From Bill Clinton to David Letterman, to Bill Cosby – there seems to be no lack of men at midlife being caught with their pants down. The rampant headlines of this affair or that, begs the age-old question: Why do men cheat? And does midlife really have anything to do with it?
There has long been speculation that men are more “hard-wired” than women are to cheat. The theory goes that the biological impetus to “spread one’s seed” makes monogamy impractical from a survival of the species standpoint, and a few thousand years of “civilization” cannot unwind millions of years of evolution.
This may be true – but by the same token, based on our ancestry, it can be said that humans are similarly programmed to eat meat – yet some choose to be vegetarians. Interestingly enough, a recent study conducted by the UCLA Center on Behavior and Culture found that it might actually be women, and not men, who are genetically predisposed to cheat but only during peak periods of fertility.
However, Elizabeth Pillsworth, co-author of the study and an assistant professor of communication and psychology at UCLA, still concluded that while her research may have discovered an evolutionary basis for the desire to cheat “whether someone translates that into unfaithful behaviors is a matter of their own choosing. Cheating is a choice.”

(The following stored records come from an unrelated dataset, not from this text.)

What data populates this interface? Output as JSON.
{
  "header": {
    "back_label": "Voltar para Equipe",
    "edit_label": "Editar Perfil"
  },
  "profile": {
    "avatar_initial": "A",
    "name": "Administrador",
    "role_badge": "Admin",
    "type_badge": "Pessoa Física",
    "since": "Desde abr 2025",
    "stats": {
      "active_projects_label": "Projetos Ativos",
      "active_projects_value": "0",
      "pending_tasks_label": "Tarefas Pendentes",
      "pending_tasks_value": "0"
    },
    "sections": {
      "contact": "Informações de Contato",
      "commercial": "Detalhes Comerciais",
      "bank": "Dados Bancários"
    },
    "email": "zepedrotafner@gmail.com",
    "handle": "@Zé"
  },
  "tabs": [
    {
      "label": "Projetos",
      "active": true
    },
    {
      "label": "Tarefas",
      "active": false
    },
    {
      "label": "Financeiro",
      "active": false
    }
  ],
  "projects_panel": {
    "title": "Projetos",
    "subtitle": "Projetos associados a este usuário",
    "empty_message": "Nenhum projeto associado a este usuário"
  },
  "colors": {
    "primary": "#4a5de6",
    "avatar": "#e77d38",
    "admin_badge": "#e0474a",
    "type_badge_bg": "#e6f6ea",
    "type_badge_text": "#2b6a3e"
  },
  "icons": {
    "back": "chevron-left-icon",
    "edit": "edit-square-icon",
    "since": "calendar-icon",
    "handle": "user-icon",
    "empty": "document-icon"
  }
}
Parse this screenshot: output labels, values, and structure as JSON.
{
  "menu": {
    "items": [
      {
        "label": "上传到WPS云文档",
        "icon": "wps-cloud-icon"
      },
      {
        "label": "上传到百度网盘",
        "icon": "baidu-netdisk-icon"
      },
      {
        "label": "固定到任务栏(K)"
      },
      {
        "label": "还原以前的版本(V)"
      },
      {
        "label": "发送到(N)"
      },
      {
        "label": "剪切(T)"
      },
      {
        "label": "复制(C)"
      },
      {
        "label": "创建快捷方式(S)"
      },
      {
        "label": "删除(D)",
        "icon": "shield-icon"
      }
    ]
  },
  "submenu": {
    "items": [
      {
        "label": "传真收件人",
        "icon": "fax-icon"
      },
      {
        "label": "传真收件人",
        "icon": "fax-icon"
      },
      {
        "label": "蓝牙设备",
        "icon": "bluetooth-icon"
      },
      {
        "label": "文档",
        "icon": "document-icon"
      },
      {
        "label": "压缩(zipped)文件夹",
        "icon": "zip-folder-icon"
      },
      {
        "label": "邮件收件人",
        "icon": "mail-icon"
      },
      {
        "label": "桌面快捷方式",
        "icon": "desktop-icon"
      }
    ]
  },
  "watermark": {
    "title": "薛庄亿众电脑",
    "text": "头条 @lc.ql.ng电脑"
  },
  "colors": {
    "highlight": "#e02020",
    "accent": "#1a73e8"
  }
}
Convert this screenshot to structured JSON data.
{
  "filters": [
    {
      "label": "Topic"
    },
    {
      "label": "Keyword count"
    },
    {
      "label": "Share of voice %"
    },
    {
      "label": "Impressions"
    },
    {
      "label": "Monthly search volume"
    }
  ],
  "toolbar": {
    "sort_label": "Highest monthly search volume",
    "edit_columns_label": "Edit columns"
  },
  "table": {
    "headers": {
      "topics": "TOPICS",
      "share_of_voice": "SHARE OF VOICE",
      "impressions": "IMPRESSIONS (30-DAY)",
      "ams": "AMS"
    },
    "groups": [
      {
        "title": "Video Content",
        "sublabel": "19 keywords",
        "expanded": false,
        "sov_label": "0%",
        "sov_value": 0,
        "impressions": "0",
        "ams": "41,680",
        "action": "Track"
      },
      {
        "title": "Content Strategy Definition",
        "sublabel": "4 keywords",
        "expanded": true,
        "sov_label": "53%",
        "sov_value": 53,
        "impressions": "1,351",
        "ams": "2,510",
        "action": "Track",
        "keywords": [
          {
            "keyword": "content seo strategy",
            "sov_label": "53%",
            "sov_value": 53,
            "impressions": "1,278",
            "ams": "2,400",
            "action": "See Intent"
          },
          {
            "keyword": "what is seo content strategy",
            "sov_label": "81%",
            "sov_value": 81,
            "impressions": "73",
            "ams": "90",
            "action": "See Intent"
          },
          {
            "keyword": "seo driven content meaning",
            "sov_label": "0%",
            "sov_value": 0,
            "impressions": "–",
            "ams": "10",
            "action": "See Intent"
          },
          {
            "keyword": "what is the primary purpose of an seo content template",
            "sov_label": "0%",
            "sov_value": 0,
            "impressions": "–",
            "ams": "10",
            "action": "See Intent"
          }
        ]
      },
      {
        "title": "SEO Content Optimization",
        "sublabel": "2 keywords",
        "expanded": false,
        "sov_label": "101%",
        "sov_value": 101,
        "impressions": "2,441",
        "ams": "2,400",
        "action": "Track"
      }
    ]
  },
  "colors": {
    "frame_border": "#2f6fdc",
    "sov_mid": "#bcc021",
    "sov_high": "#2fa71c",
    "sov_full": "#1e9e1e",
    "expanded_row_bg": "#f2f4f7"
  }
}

So the greater question is, despite what may or may not be in their DNA, why do some men choose not to be monogamous, especially as they approach midlife?
Common wisdom dictates that the reason why men cheat can be summed up in one word: s-e-x.
Certainly there are men whose reason for an affair was to experience “something new” so to speak, in the boudoir. But in a recent survey of 200 men who admitted to cheating, conducted by marriage counselor M. Gary Neuman, only 8% of men said sexual dissatisfaction was the reason.
Dr. Bonnie Eaker-Weil, Ph.D., who has written several books on the subject of adultery says, “Many men commit adultery because of psychological distress that comes from confrontation or conflict in their relationship. Men flee from this discomfort to attempt to relieve, self-medicate, and soothe the psychological effects that conflict produces in them.”
Indeed, in Neuman’s survey, almost half of the respondents said it was a lack of emotional, and not physical satisfaction, that lead them to look elsewhere. “Our culture tells us that all men need to be happy is sex,” Neuman says. “But men are emotionally driven beings too. They want their wives to show them that they’re appreciated, and they want women to understand how hard they’re trying to get things right.”
The problem is that while men crave this emotional satisfaction if they are not getting it, societal pressures that define “manhood” make it very difficult for them to ask for it. Neuman says that because of this, it is very difficult for women to know when their man is in need of a little more emotional affirmation. He says, “Most men consider it unmanly to ask for a pat on the back, which is why their emotional needs are often overlooked, but you can create a marital culture of appreciation and thoughtfulness — and once you set the tone, he’s likely to match it.”
Again, contrary to popular belief, the majority of men in Neuman’s survey consistently pointed to emotional, rather than physical dissatisfaction with their spouse. Only 12 % of men said that they chose a mistress who was more attractive, or better built than their wives. That means that most men don’t stray because they think they’ll get better sex with a hotter looking woman. “In most cases, he’s cheating to fill an emotional void,” Neuman says. “He feels a connection with the other woman, and sex comes along for the ride.”
If you’re worried about infidelity, studies like this one would seem to suggest that you focus on making your relationship more loving and connected, instead of trying to get your body to look like some unattainable pin-up model, or trying to master new sexual positions you read about in Cosmo. Now, this isn’t to say that sex doesn’t matter, Neuman says it’s one of the key ways that men express and feel intimacy, and he believes that it’s important to keep it a priority in the marriage, at any age.
So what about the “midlife crisis” excuse? Academic studies such as Neuman’s and others do suggest that middle-aged people of both genders engage in extramarital affairs, but that the typical “mid-life crisis” has very little to do with it. More often than not, such affairs are the result of placing a low value on the relationship because of a feeling of distance. If a marriage doesn’t have a lot of cohesiveness pulling the spouses together, then any nearby temptation could pull them apart – and that can and does happen at any age.
While it has been a convenient scapegoat, behavioral experts seem to agree that the real causes of midlife affairs have more to with the two people in the marriage and the nature of their relationship than feelings of recapturing lost youth.